▶ [Activity]:
Check every line of the listing below for the word "header" and give the number of lines where it appears, with nothing added.

════════

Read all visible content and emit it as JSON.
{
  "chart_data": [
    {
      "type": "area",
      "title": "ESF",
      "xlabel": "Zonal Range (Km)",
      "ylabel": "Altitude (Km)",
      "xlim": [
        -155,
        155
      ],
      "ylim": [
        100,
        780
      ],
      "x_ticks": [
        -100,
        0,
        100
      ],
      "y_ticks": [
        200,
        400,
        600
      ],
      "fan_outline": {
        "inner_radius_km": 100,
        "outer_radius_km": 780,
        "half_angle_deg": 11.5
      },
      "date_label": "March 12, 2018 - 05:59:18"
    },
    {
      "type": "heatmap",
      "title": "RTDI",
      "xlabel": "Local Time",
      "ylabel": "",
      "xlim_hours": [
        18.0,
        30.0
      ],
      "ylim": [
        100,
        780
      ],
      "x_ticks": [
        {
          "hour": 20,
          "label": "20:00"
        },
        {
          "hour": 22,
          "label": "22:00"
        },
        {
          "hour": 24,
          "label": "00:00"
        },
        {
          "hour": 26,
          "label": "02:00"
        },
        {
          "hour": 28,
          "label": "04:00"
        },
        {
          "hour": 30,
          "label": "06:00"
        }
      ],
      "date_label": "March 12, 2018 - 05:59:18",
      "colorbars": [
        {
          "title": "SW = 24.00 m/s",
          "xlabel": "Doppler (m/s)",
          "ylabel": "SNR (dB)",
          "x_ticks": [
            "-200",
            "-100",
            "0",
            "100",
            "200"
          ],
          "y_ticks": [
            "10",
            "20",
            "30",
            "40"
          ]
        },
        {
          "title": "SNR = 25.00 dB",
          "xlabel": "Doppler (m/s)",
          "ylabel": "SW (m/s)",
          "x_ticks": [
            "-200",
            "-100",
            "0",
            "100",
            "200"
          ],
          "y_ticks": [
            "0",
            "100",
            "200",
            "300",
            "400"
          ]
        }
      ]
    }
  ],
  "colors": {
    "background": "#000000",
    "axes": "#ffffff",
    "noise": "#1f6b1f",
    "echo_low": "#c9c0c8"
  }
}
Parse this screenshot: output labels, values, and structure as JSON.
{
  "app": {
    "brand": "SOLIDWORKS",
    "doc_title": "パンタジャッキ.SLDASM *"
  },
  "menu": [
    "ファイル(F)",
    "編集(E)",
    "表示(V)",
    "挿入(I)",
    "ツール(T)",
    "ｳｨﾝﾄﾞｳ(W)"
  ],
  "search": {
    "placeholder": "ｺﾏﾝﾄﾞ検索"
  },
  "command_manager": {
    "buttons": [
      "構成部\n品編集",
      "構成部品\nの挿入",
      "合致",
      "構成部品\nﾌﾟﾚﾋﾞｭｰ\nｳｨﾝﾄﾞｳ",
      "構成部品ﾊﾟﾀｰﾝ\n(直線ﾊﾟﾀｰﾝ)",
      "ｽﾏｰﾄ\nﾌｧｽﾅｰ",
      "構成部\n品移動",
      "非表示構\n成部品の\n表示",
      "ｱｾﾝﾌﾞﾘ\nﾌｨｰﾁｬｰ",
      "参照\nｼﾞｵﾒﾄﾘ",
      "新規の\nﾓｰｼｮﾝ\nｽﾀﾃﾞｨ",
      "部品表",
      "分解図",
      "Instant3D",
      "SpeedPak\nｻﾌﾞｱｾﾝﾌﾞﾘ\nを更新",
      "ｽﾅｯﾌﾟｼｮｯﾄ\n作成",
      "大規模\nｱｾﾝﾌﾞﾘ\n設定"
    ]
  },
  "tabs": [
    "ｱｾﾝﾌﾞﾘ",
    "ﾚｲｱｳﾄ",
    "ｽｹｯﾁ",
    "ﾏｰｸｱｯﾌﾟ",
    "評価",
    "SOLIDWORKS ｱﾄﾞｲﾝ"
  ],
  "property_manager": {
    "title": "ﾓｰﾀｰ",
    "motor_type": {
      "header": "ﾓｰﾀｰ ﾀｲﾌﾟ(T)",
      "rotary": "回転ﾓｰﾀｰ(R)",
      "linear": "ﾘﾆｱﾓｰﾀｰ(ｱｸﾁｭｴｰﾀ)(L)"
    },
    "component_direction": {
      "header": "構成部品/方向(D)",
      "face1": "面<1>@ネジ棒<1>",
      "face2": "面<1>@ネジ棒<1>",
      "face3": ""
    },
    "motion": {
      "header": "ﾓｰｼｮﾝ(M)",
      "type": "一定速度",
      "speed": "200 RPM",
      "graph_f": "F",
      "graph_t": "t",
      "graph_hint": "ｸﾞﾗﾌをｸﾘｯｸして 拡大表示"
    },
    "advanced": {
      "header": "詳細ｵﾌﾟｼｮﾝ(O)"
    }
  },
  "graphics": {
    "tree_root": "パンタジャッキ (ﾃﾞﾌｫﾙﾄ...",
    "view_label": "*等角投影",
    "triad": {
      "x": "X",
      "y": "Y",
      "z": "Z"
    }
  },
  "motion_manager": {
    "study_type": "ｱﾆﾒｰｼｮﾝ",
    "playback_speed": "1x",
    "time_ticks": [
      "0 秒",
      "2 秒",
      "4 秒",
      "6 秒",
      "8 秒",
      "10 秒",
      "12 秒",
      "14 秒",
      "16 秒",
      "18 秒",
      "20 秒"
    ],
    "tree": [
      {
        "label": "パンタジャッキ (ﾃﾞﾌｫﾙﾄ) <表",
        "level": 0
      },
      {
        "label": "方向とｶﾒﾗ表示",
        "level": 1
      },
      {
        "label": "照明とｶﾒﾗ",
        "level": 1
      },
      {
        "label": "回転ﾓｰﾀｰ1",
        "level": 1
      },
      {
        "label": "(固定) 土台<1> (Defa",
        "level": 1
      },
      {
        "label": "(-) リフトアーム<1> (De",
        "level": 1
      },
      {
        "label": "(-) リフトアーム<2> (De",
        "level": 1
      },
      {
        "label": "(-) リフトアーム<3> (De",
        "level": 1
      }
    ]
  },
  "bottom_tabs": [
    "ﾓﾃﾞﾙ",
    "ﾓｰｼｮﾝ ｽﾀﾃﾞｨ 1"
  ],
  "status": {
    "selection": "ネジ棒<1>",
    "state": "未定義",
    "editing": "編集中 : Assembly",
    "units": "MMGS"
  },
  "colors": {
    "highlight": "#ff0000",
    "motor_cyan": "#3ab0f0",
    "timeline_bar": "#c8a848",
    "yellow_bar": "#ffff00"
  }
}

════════

▶ [Result for this exercise]:
4